WHAT TO DO —
Below are the records; give the number of their lines that contain the word "battery" and nothing more.

[Items from an interface collection]

■ ■ ■ ■ ■ ■ ■

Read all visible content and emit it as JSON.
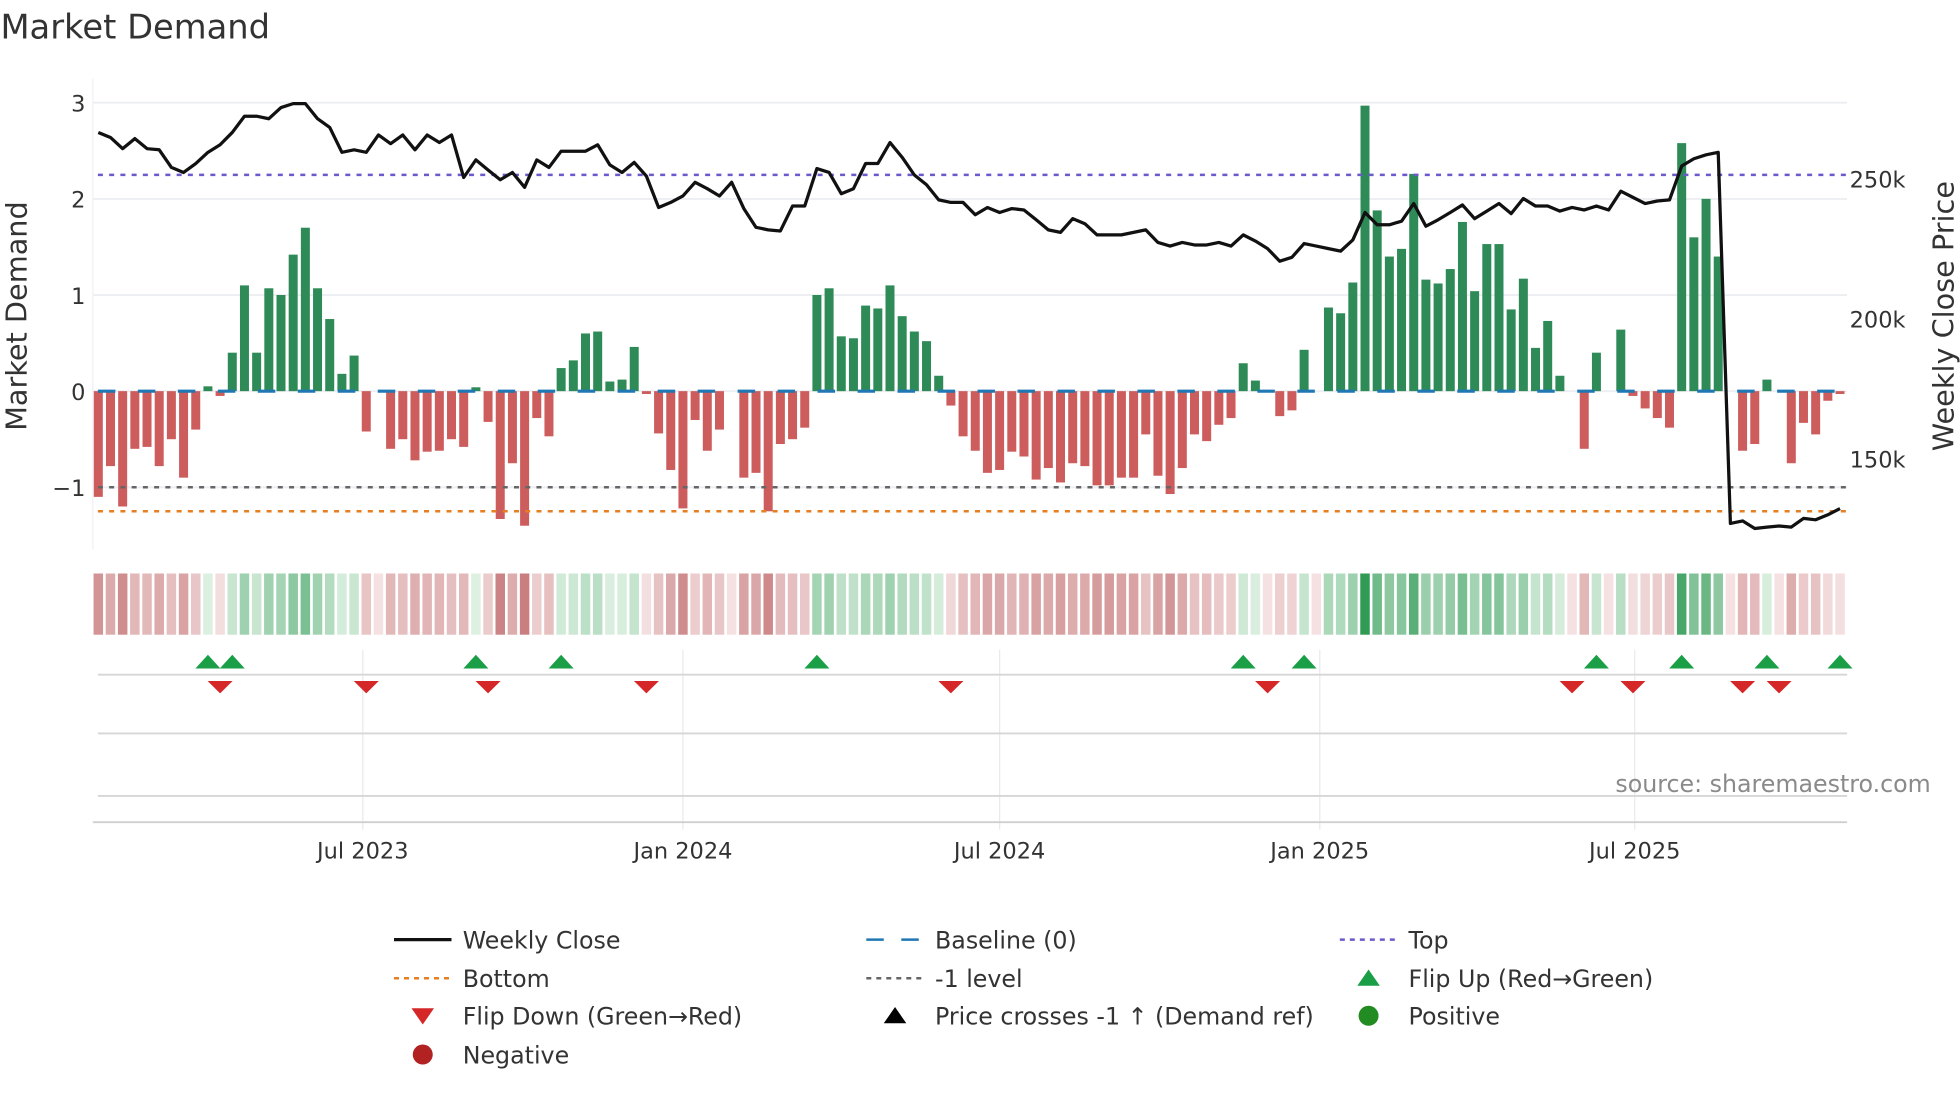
{
  "chart_data": {
    "type": "bar",
    "title": "Market Demand",
    "ylabel": "Market Demand",
    "y2label": "Weekly Close Price",
    "ylim": [
      -1.65,
      3.25
    ],
    "y2lim": [
      117400,
      285700
    ],
    "grid": true,
    "legend_placement": "bottom",
    "start_week": "2023-01-30",
    "frequency": "weekly",
    "yticks": [
      {
        "v": 3,
        "label": "3"
      },
      {
        "v": 2,
        "label": "2"
      },
      {
        "v": 1,
        "label": "1"
      },
      {
        "v": 0,
        "label": "0"
      },
      {
        "v": -1,
        "label": "−1"
      }
    ],
    "y2ticks": [
      {
        "v": 250000,
        "label": "250k"
      },
      {
        "v": 200000,
        "label": "200k"
      },
      {
        "v": 150000,
        "label": "150k"
      }
    ],
    "xticks": [
      {
        "date": "2023-07-01",
        "label": "Jul 2023"
      },
      {
        "date": "2024-01-01",
        "label": "Jan 2024"
      },
      {
        "date": "2024-07-01",
        "label": "Jul 2024"
      },
      {
        "date": "2025-01-01",
        "label": "Jan 2025"
      },
      {
        "date": "2025-07-01",
        "label": "Jul 2025"
      }
    ],
    "levels": {
      "top": 2.25,
      "bottom": -1.25,
      "minus_one": -1,
      "baseline": 0
    },
    "demand": [
      -1.1,
      -0.78,
      -1.2,
      -0.6,
      -0.58,
      -0.78,
      -0.5,
      -0.9,
      -0.4,
      0.05,
      -0.05,
      0.4,
      1.1,
      0.4,
      1.07,
      1.0,
      1.42,
      1.7,
      1.07,
      0.75,
      0.18,
      0.37,
      -0.42,
      0,
      -0.6,
      -0.5,
      -0.72,
      -0.63,
      -0.62,
      -0.5,
      -0.58,
      0.04,
      -0.32,
      -1.33,
      -0.75,
      -1.4,
      -0.28,
      -0.47,
      0.24,
      0.32,
      0.6,
      0.62,
      0.1,
      0.12,
      0.46,
      -0.03,
      -0.44,
      -0.82,
      -1.22,
      -0.3,
      -0.62,
      -0.4,
      0,
      -0.9,
      -0.85,
      -1.25,
      -0.55,
      -0.5,
      -0.38,
      1.0,
      1.07,
      0.57,
      0.55,
      0.89,
      0.86,
      1.1,
      0.78,
      0.62,
      0.52,
      0.16,
      -0.15,
      -0.47,
      -0.62,
      -0.85,
      -0.82,
      -0.63,
      -0.68,
      -0.92,
      -0.8,
      -0.95,
      -0.75,
      -0.78,
      -0.98,
      -0.98,
      -0.9,
      -0.9,
      -0.45,
      -0.88,
      -1.07,
      -0.8,
      -0.45,
      -0.52,
      -0.35,
      -0.28,
      0.29,
      0.11,
      0,
      -0.26,
      -0.2,
      0.43,
      0,
      0.87,
      0.81,
      1.13,
      2.97,
      1.88,
      1.4,
      1.48,
      2.26,
      1.16,
      1.12,
      1.27,
      1.76,
      1.04,
      1.53,
      1.53,
      0.85,
      1.17,
      0.45,
      0.73,
      0.16,
      0,
      -0.6,
      0.4,
      0,
      0.64,
      -0.05,
      -0.18,
      -0.28,
      -0.38,
      2.58,
      1.6,
      2.0,
      1.4,
      0,
      -0.62,
      -0.55,
      0.12,
      0,
      -0.75,
      -0.33,
      -0.45,
      -0.1,
      -0.03
    ],
    "weekly_close": [
      266500,
      264700,
      260700,
      264300,
      260700,
      260300,
      254000,
      252200,
      255400,
      259400,
      262100,
      266500,
      272300,
      272300,
      271400,
      275400,
      276800,
      276800,
      271400,
      268300,
      259400,
      260300,
      259400,
      265600,
      262500,
      265600,
      260300,
      265600,
      262900,
      265600,
      250400,
      256700,
      253100,
      249600,
      252200,
      246900,
      256700,
      254000,
      259800,
      259800,
      259800,
      262100,
      254900,
      252200,
      255800,
      250900,
      239700,
      241500,
      243800,
      248700,
      246400,
      243800,
      248700,
      239300,
      232600,
      231700,
      231300,
      240200,
      240200,
      253600,
      252200,
      244600,
      246400,
      255400,
      255400,
      262900,
      257600,
      251300,
      247800,
      242400,
      241500,
      241500,
      237100,
      239700,
      237900,
      239300,
      238800,
      235300,
      231700,
      230800,
      235700,
      233900,
      229900,
      229900,
      229900,
      230800,
      231700,
      227200,
      225900,
      227200,
      226300,
      226300,
      227200,
      225900,
      229900,
      227700,
      225000,
      220500,
      221900,
      226800,
      225900,
      225000,
      224100,
      228100,
      237900,
      233500,
      233500,
      234800,
      241100,
      233000,
      235300,
      237900,
      240600,
      235700,
      238400,
      241100,
      237500,
      242900,
      240200,
      240200,
      238400,
      239700,
      238800,
      240200,
      238800,
      245500,
      243300,
      241100,
      242000,
      242400,
      254500,
      257100,
      258500,
      259400,
      126800,
      127700,
      125000,
      125500,
      125900,
      125500,
      128600,
      128100,
      129900,
      132100
    ],
    "flip_up_weeks": [
      9,
      11,
      31,
      38,
      59,
      94,
      99,
      123,
      130,
      137,
      143
    ],
    "flip_down_weeks": [
      10,
      22,
      32,
      45,
      70,
      96,
      121,
      126,
      135,
      138
    ],
    "colors": {
      "positive": "#2e8b57",
      "negative": "#cd5c5c",
      "price": "#111111",
      "baseline": "#1f77b4",
      "top": "#6a5acd",
      "bottom": "#e67e22",
      "minus_one": "#666666",
      "flip_up": "#1a9e46",
      "flip_down": "#d62728",
      "heat_pos_light": "#dff1e3",
      "heat_pos_dark": "#2f9a55",
      "heat_neg_light": "#f5e1e2",
      "heat_neg_dark": "#c97f80"
    },
    "legend": [
      "Weekly Close",
      "Baseline (0)",
      "Top",
      "Bottom",
      "-1 level",
      "Flip Up (Red→Green)",
      "Flip Down (Green→Red)",
      "Price crosses -1 ↑ (Demand ref)",
      "Positive",
      "Negative"
    ],
    "source": "source: sharemaestro.com"
  }
}
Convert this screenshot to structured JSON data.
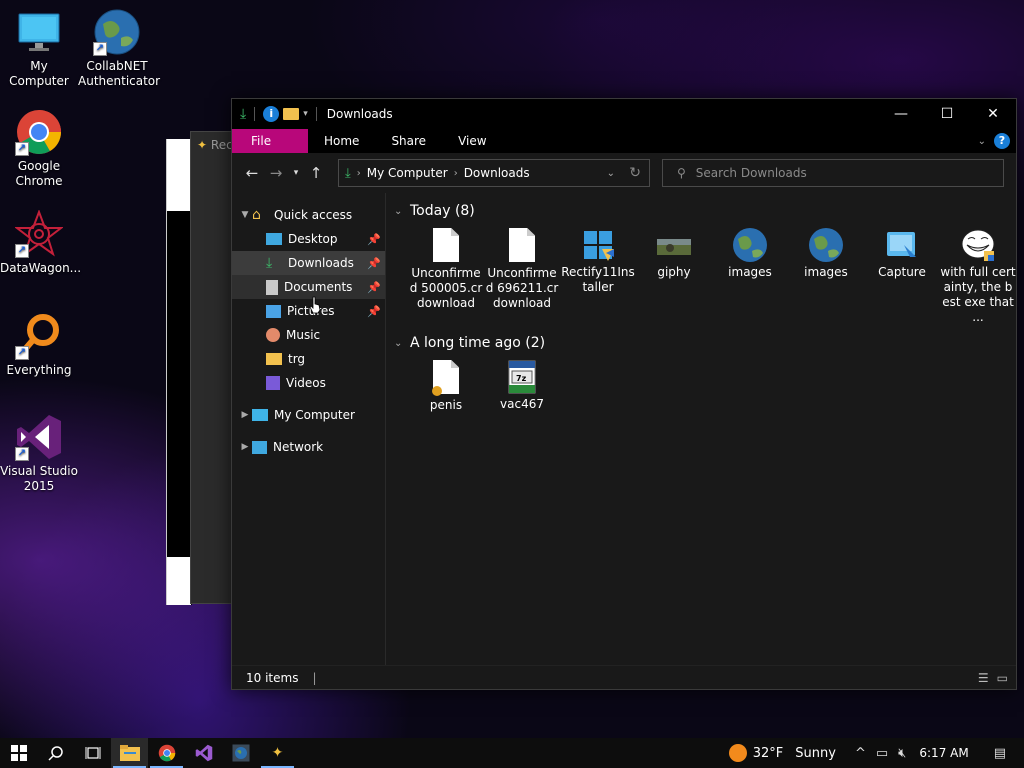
{
  "desktop": {
    "icons": [
      {
        "label": "My Computer",
        "icon": "monitor-icon"
      },
      {
        "label": "CollabNET Authenticator",
        "icon": "globe-icon"
      },
      {
        "label": "Google Chrome",
        "icon": "chrome-icon"
      },
      {
        "label": "DataWagon...",
        "icon": "datawagon-icon"
      },
      {
        "label": "Everything",
        "icon": "magnifier-icon"
      },
      {
        "label": "Visual Studio 2015",
        "icon": "visual-studio-icon"
      }
    ]
  },
  "bg_window": {
    "title": "Rec"
  },
  "explorer": {
    "title": "Downloads",
    "ribbon": {
      "file": "File",
      "home": "Home",
      "share": "Share",
      "view": "View",
      "help": "?"
    },
    "address": {
      "crumbs": [
        "My Computer",
        "Downloads"
      ]
    },
    "search": {
      "placeholder": "Search Downloads"
    },
    "nav": {
      "quick_access": "Quick access",
      "items": [
        "Desktop",
        "Downloads",
        "Documents",
        "Pictures",
        "Music",
        "trg",
        "Videos"
      ],
      "my_computer": "My Computer",
      "network": "Network"
    },
    "groups": [
      {
        "header": "Today (8)",
        "files": [
          {
            "name": "Unconfirmed 500005.crdownload",
            "icon": "document-icon"
          },
          {
            "name": "Unconfirmed 696211.crdownload",
            "icon": "document-icon"
          },
          {
            "name": "Rectify11Installer",
            "icon": "installer-icon"
          },
          {
            "name": "giphy",
            "icon": "image-thumbnail-icon"
          },
          {
            "name": "images",
            "icon": "globe-icon"
          },
          {
            "name": "images",
            "icon": "globe-icon"
          },
          {
            "name": "Capture",
            "icon": "capture-icon"
          },
          {
            "name": "with full certainty, the best exe that ...",
            "icon": "trollface-icon"
          }
        ]
      },
      {
        "header": "A long time ago (2)",
        "files": [
          {
            "name": "penis",
            "icon": "document-icon"
          },
          {
            "name": "vac467",
            "icon": "archive-icon"
          }
        ]
      }
    ],
    "status": {
      "count": "10 items"
    }
  },
  "taskbar": {
    "weather": {
      "temp": "32°F",
      "condition": "Sunny"
    },
    "time": "6:17 AM"
  },
  "colors": {
    "file_tab": "#b8077a",
    "accent": "#1a7fd8"
  }
}
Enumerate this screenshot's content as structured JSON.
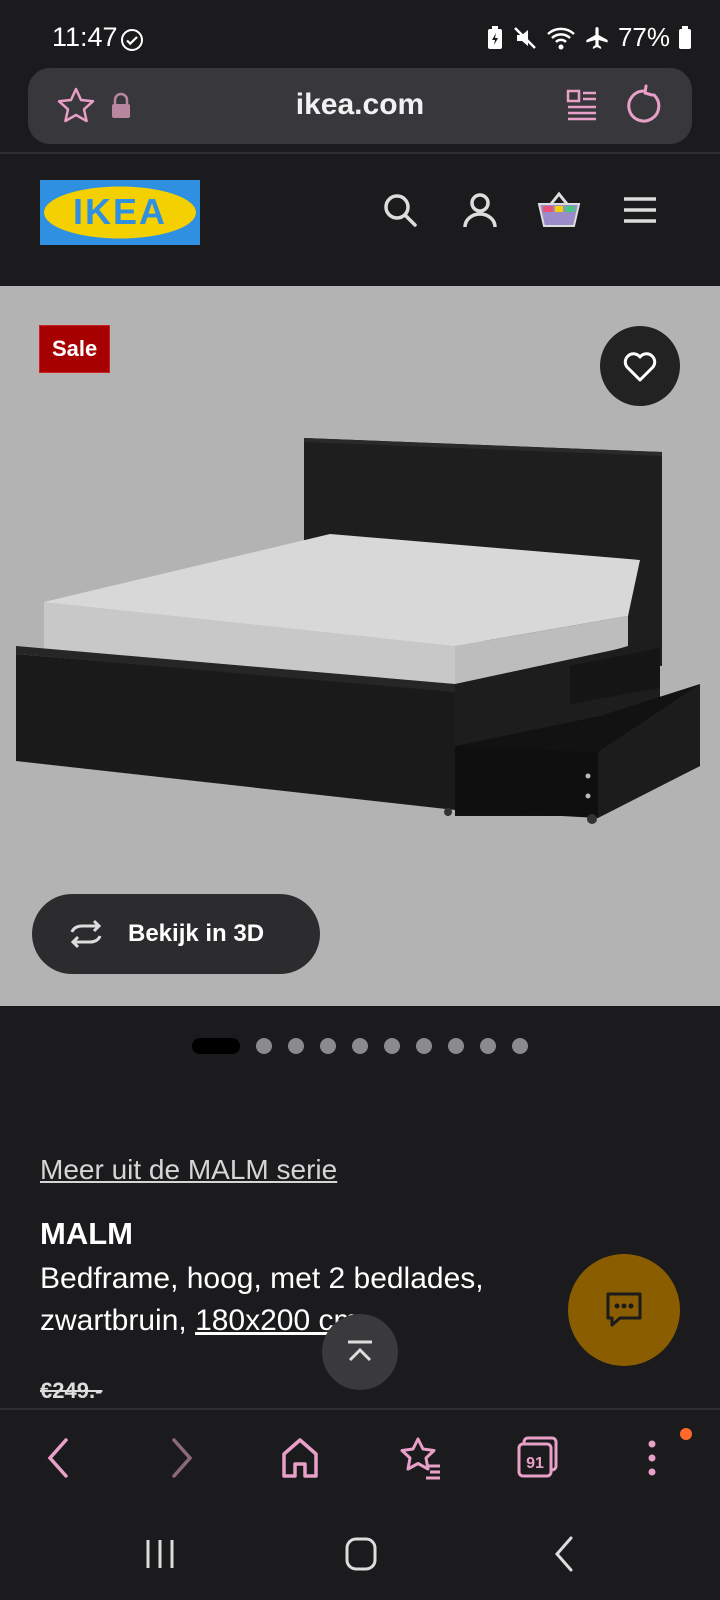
{
  "status_bar": {
    "time": "11:47",
    "battery": "77%"
  },
  "browser": {
    "url": "ikea.com",
    "tab_count": "91"
  },
  "site": {
    "logo_text": "IKEA"
  },
  "product": {
    "sale_badge": "Sale",
    "view_3d_label": "Bekijk in 3D",
    "series_link": "Meer uit de MALM serie",
    "name": "MALM",
    "description": "Bedframe, hoog, met 2 bedlades, zwartbruin, ",
    "size": "180x200 cm",
    "old_price": "€249.-",
    "image_count": 10,
    "active_image": 0
  },
  "colors": {
    "accent_pink": "#e8a0c8",
    "sale_red": "#a60000",
    "chat_fab": "#8a5d00",
    "logo_blue": "#2f8fe0",
    "logo_yellow": "#f4d000"
  },
  "icons": {
    "status": [
      "check-circle-icon",
      "battery-saver-icon",
      "mute-icon",
      "wifi-icon",
      "airplane-icon",
      "battery-icon"
    ],
    "address_bar": [
      "bookmark-star-icon",
      "lock-icon",
      "reader-mode-icon",
      "reload-icon"
    ],
    "header": [
      "search-icon",
      "account-icon",
      "basket-icon",
      "menu-icon"
    ],
    "bottom_bar": [
      "back-icon",
      "forward-icon",
      "home-icon",
      "bookmarks-icon",
      "tabs-icon",
      "more-icon"
    ],
    "system_nav": [
      "recents-icon",
      "home-button-icon",
      "system-back-icon"
    ]
  }
}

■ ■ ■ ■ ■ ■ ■

PROBLEM SOLUTION —
3